Dataset rows for apps and sites:
+++
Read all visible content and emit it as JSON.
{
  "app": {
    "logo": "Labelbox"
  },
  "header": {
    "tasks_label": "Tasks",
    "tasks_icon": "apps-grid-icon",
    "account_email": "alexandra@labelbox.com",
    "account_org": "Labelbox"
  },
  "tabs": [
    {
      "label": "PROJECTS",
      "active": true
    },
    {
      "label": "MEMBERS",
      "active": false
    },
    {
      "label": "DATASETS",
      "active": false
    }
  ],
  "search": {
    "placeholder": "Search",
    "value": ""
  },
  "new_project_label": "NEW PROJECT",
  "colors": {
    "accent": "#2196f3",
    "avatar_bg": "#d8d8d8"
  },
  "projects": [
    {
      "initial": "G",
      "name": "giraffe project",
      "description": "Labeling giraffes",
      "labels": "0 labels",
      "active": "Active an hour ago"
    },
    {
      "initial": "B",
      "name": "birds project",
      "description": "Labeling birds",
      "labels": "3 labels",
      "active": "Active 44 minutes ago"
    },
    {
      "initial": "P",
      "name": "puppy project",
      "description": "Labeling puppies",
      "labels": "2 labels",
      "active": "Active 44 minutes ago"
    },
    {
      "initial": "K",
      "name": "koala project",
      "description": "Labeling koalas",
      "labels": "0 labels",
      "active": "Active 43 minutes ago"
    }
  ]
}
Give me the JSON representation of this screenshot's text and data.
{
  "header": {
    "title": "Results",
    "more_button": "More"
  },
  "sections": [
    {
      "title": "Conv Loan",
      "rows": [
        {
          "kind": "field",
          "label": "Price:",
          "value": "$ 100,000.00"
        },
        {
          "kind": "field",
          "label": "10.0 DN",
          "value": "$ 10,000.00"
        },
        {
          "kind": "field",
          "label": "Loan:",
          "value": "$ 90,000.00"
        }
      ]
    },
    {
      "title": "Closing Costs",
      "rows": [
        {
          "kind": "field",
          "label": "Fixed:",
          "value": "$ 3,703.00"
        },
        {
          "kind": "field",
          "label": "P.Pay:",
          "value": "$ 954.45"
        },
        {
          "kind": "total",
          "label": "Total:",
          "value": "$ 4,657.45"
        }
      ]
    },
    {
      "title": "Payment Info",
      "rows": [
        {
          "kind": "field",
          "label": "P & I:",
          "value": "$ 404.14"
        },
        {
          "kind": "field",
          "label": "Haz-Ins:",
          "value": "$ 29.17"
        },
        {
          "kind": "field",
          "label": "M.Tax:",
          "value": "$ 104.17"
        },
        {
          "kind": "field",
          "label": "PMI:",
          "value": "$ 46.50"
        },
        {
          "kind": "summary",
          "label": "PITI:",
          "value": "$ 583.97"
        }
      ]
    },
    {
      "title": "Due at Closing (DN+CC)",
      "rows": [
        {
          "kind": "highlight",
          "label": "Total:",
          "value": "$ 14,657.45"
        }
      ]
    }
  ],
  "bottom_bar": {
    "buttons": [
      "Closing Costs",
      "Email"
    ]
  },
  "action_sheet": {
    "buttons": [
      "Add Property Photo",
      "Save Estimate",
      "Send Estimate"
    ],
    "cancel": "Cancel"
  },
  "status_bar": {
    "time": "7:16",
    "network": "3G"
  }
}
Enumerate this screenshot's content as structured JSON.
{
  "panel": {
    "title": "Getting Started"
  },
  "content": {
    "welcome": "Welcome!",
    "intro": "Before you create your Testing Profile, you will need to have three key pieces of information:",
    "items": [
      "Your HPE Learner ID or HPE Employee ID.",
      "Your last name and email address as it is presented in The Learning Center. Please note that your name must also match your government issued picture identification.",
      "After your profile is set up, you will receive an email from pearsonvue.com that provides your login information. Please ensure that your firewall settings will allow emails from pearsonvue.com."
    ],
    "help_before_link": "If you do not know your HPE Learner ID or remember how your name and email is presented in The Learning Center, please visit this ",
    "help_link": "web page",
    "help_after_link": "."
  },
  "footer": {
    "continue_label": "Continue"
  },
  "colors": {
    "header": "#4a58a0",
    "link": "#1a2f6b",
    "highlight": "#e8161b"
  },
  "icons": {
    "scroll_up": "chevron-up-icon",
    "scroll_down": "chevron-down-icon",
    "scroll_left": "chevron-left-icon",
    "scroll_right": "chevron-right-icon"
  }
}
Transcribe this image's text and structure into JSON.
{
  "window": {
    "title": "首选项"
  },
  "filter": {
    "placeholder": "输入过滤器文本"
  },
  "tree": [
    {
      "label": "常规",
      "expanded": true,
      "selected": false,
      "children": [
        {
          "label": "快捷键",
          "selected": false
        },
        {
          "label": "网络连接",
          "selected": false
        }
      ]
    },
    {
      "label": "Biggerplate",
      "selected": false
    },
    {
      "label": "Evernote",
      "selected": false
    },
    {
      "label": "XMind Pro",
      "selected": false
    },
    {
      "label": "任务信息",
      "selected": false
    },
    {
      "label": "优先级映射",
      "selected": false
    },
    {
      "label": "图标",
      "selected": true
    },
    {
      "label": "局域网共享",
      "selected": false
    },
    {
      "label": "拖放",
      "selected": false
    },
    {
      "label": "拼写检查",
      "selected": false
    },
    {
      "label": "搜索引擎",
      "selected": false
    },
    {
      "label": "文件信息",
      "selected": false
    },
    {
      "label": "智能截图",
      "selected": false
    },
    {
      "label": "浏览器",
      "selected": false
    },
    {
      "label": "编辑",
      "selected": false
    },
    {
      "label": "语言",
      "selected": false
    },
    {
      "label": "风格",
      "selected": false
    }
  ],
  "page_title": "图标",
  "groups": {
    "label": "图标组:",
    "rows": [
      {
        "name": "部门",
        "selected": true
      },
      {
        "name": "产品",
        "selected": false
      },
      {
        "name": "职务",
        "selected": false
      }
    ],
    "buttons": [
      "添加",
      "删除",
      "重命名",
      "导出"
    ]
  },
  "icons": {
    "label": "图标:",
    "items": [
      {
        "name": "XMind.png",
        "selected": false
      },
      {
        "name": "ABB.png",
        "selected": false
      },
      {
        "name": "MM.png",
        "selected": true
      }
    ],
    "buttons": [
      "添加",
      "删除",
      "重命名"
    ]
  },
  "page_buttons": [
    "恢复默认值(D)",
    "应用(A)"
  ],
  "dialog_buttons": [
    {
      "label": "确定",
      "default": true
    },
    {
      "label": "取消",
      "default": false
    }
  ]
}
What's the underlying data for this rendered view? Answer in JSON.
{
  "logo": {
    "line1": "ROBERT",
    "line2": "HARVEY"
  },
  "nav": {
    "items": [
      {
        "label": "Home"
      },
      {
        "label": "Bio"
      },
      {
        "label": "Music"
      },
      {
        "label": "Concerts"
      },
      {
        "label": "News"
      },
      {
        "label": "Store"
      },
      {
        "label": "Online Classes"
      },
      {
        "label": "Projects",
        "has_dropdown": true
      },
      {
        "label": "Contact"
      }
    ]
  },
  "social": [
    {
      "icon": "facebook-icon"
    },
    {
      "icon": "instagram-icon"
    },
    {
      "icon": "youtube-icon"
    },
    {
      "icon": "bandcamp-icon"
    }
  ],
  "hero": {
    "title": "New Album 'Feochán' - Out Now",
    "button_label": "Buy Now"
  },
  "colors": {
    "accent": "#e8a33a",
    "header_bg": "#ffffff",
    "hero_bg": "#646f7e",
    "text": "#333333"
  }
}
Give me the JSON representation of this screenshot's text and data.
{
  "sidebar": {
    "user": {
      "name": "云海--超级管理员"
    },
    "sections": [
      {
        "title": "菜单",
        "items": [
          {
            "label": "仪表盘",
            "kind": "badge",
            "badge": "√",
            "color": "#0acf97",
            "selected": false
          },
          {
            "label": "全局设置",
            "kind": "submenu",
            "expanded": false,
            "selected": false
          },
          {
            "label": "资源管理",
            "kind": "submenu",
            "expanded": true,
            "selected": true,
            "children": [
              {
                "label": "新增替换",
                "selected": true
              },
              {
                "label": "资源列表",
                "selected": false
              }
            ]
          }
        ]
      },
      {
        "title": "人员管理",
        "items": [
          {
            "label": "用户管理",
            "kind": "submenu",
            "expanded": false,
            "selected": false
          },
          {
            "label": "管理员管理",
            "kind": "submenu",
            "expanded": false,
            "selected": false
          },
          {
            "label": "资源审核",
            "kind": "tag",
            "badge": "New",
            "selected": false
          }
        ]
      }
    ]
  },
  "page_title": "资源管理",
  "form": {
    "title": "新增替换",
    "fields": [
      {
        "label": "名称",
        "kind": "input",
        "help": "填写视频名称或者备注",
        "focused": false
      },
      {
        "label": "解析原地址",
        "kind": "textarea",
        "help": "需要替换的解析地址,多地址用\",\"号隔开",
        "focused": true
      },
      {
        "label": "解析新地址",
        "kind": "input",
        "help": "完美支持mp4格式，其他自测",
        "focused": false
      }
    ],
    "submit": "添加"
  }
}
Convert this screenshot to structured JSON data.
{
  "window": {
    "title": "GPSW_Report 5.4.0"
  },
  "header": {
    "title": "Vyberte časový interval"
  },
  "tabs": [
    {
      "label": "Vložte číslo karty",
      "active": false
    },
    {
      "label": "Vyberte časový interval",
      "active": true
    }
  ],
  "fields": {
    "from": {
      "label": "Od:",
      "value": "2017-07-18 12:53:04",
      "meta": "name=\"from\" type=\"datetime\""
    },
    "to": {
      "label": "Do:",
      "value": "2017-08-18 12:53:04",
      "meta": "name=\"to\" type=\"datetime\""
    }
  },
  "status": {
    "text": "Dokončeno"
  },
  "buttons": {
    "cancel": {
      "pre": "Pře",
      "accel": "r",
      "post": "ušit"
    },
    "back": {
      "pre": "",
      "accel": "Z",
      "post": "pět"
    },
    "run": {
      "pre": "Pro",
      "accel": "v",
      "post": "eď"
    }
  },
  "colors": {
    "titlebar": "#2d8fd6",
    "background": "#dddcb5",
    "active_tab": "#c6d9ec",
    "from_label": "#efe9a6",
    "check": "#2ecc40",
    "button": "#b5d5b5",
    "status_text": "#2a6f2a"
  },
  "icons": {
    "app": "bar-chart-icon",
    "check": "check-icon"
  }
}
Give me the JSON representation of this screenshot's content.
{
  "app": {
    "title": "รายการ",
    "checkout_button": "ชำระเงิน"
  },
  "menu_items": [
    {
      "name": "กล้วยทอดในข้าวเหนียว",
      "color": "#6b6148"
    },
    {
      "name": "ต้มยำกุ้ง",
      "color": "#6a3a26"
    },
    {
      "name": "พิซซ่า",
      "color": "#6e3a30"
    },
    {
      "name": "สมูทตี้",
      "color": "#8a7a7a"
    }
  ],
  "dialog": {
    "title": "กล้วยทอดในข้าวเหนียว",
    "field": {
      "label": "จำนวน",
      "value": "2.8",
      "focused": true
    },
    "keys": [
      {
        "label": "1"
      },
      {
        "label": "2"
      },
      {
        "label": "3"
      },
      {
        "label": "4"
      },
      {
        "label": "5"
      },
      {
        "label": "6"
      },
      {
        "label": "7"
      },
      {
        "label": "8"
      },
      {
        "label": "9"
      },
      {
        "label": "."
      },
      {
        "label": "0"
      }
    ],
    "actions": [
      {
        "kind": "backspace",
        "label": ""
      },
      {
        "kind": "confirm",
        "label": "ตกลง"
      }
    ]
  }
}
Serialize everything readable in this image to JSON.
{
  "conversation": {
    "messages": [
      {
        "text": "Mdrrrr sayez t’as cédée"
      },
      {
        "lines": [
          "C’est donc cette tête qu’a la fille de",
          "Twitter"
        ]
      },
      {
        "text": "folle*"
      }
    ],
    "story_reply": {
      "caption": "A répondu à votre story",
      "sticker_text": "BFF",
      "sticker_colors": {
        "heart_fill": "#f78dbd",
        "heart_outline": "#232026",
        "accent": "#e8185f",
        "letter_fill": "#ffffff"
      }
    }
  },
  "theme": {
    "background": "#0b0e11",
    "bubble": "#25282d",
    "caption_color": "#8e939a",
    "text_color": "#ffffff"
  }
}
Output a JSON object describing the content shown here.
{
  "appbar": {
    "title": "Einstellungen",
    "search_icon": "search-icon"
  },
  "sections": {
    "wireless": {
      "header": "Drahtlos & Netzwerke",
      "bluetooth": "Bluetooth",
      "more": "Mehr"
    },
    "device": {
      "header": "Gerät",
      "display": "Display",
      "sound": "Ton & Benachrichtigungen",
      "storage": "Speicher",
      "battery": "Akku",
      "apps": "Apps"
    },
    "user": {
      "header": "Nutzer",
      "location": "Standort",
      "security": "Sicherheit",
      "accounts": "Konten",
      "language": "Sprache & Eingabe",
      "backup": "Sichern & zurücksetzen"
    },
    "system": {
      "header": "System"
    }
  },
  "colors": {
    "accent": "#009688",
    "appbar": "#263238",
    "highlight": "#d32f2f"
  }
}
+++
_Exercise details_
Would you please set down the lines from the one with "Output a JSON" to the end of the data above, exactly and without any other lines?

_Reply to the exercise_
Output a JSON object describing the content shown here.
{
  "appbar": {
    "title": "Einstellungen",
    "search_icon": "search-icon"
  },
  "sections": {
    "wireless": {
      "header": "Drahtlos & Netzwerke",
      "bluetooth": "Bluetooth",
      "more": "Mehr"
    },
    "device": {
      "header": "Gerät",
      "display": "Display",
      "sound": "Ton & Benachrichtigungen",
      "storage": "Speicher",
      "battery": "Akku",
      "apps": "Apps"
    },
    "user": {
      "header": "Nutzer",
      "location": "Standort",
      "security": "Sicherheit",
      "accounts": "Konten",
      "language": "Sprache & Eingabe",
      "backup": "Sichern & zurücksetzen"
    },
    "system": {
      "header": "System"
    }
  },
  "colors": {
    "accent": "#009688",
    "appbar": "#263238",
    "highlight": "#d32f2f"
  }
}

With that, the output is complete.